If this is really such a big problem in the Atheist community than why haven't any Atheist females had anything to say today?Is this the Atheist Revolution,or the Feminist Revolution?I want names,dates,places,witnesses,and reliable fact check able proof that this is happening.Otherwise it is just hearsay,and we can move on to real Atheist issues.Yawn.

Yes, assholes are a HUGE problem in the atheist community and this guy is one of them. He uses words to create a hostile place where no woman feels safe sharing a personal story or taking a stand on an issue. Why have no atheist females posted on there? Probably because he ran them off with his rudeness. Notice how, to him, other people's feelings and problems aren't "real Atheist issues" and bore him. That's because he's a fucking asshole who doesn't care about anyone but himself as far as I can tell.

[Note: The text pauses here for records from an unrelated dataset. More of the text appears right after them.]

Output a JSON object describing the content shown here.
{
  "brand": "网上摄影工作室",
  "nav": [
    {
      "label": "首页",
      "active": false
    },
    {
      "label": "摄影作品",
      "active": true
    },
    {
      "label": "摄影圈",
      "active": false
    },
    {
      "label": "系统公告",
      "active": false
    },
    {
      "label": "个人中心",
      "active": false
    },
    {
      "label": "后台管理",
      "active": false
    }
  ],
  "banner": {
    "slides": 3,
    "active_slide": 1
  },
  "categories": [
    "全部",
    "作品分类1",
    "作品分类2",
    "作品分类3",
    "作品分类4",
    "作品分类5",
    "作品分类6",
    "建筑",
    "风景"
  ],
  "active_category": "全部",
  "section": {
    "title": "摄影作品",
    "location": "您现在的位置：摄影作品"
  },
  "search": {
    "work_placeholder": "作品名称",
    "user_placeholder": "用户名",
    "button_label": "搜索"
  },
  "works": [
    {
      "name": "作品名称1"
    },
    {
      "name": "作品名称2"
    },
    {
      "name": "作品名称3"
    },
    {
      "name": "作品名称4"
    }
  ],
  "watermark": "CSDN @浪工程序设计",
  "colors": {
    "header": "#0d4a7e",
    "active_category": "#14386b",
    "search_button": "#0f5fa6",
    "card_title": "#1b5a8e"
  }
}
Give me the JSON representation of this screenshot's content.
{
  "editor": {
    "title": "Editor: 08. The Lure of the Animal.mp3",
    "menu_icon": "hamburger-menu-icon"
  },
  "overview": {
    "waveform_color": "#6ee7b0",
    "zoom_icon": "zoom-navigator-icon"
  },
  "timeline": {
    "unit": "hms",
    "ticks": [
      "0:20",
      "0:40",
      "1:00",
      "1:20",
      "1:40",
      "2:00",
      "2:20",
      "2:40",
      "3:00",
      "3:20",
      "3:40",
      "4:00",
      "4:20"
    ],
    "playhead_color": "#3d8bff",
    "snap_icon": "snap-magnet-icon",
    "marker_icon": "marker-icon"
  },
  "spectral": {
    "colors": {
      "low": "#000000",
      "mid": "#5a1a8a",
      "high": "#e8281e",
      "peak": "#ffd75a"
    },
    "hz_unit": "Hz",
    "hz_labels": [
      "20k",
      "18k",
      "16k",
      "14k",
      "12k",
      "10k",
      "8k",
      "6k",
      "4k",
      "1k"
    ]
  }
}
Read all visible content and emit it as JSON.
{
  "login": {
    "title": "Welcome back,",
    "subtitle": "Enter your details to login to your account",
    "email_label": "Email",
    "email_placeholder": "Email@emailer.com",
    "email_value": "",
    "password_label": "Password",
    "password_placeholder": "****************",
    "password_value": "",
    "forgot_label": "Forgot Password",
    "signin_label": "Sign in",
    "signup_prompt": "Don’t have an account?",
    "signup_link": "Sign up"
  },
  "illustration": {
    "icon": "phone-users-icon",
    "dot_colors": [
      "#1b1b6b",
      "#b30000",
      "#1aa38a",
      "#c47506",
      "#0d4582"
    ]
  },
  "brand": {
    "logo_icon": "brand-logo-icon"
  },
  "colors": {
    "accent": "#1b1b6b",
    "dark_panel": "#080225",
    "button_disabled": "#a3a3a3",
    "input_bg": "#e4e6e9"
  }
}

The real pity here? His comment currently has 6 thumbs up.

It's not the person who smiles at me, who speaks to me, who stares at me, who offers to buy me a drink that makes the atheist community hostile. It's the person who doesn't listen to a word I say unless he's using those words to tear me apart further. It's the person who isn't interested in how I feel unless he can find a way to trample those feelings even further. It's the person who feels like he's entitled to dismiss my concerns out of hand because I don't matter.

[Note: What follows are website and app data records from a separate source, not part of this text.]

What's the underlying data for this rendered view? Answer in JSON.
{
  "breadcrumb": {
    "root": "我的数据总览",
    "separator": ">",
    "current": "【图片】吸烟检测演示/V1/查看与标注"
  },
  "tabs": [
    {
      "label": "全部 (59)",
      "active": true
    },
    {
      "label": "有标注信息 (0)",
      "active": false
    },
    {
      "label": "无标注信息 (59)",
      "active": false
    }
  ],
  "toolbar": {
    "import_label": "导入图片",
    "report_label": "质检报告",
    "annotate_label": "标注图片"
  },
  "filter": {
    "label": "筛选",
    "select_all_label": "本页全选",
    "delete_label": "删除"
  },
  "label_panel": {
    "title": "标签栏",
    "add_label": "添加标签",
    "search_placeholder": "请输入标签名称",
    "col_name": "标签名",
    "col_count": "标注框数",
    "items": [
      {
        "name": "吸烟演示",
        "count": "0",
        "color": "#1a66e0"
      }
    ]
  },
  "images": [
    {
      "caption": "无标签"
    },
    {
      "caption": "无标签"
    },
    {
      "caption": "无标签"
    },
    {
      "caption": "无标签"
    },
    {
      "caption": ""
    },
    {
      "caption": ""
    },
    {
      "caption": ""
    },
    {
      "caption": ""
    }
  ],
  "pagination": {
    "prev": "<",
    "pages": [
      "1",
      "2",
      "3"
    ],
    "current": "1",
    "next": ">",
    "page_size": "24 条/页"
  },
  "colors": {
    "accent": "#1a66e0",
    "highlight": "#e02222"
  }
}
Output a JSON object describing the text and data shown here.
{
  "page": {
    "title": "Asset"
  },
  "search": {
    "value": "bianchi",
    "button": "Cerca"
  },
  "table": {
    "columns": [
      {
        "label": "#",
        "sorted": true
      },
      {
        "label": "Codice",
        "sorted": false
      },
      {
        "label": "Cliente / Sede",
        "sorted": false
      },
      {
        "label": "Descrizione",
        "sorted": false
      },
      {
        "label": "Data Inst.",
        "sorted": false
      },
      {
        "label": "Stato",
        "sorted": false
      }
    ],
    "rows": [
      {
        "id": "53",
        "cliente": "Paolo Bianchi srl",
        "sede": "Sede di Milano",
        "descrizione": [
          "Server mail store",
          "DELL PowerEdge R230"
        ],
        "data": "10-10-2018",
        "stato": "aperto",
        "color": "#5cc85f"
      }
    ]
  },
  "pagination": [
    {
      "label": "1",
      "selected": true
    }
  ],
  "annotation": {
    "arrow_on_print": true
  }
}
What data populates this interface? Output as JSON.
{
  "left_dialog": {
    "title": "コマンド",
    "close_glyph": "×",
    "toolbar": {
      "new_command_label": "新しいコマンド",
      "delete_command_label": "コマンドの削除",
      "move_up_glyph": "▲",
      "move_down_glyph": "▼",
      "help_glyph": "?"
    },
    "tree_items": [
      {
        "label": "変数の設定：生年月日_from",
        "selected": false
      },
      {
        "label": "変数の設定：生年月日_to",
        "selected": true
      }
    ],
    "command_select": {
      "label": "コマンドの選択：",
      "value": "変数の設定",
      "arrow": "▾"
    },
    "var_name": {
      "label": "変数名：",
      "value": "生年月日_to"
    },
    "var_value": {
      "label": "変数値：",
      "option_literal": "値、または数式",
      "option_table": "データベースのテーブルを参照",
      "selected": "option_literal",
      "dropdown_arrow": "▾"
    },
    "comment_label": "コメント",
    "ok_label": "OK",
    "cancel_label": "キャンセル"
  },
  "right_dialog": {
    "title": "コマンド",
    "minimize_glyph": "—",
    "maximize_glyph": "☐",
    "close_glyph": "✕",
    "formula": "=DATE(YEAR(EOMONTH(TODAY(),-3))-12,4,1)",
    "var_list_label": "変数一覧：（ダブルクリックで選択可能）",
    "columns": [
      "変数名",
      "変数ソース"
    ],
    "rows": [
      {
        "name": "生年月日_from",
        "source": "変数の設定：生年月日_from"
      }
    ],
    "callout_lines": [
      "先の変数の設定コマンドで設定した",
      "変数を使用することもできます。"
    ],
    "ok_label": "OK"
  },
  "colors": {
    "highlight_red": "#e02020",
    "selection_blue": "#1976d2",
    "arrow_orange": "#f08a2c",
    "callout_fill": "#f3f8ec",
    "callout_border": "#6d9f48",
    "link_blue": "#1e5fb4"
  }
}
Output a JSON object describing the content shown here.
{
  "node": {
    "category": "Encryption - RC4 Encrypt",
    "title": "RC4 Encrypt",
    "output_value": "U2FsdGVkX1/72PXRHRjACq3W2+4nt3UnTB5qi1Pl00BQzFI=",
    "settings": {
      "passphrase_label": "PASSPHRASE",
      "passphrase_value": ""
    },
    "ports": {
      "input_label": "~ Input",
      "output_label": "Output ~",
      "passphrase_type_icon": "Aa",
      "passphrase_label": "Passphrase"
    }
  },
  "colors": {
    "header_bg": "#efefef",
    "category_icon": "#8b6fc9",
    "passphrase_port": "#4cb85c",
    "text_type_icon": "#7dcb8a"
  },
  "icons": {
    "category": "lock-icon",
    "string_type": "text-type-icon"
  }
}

These assholes aren't here to build community - they are here to further their own particular agenda regardless of the cost to other people. They are here to get their egos stroked because they get off on their smug self-righteousness.  And, whether we like it or not, they are everywhere. They permeate our community and we need to find a constructive way to deal with them.

Why bother? Because I refuse to let assholes ruin everything for everybody, particularly for me. I'm just as important a part of the atheist community as he is and he's not running me off. You want to know what the best way to combat harassment at these events is? It's a two-pronged approach: 1) Do not be an asshole or tolerate asshole behavior. 2) Encourage more people - particularly minorities - to show up. We need more folks, not fewer. We need better folks. We need folks willing to stand up for each other. We need folks who have morals. And, above all, we need to learn to listen to each other and show some damned empathy. If we want to be a bunch of hateful, sexist, self-righteous assholes, we might as well have stayed in our religious communities. After all, they can blame God for the things they do wrong. Who do we blame?

Friday, June 1, 2012

My Neighbors and Me

My neighbors believe that their god is going to send everyone who doesn't believe in him to hell for eternity. They supposedly want me to believe that too so I can "get saved" and not have to go to this place of torture and damnation.

Why then do they never come to my house and talk with me about hell or even invite me to church? Don't get me wrong - I'm not complaining - but it seems that if they're really serious about hell, they'd not miss a chance to warn me.

So I wonder: do they really not believe in hell? Or is it that they do believe but don't care enough about us "unsaved" people to do anything about it? Either way, it makes it hard for me to take them very seriously.

Before I get too far up on my high horse, however, remember that I supposedly believe in a whole host of issues too - reducing poverty, improving education, reclaiming our civil liberties. What do I do everyday about those issues? Pretty much nothing - nothing that makes a difference.

Am I really so different from my neighbors?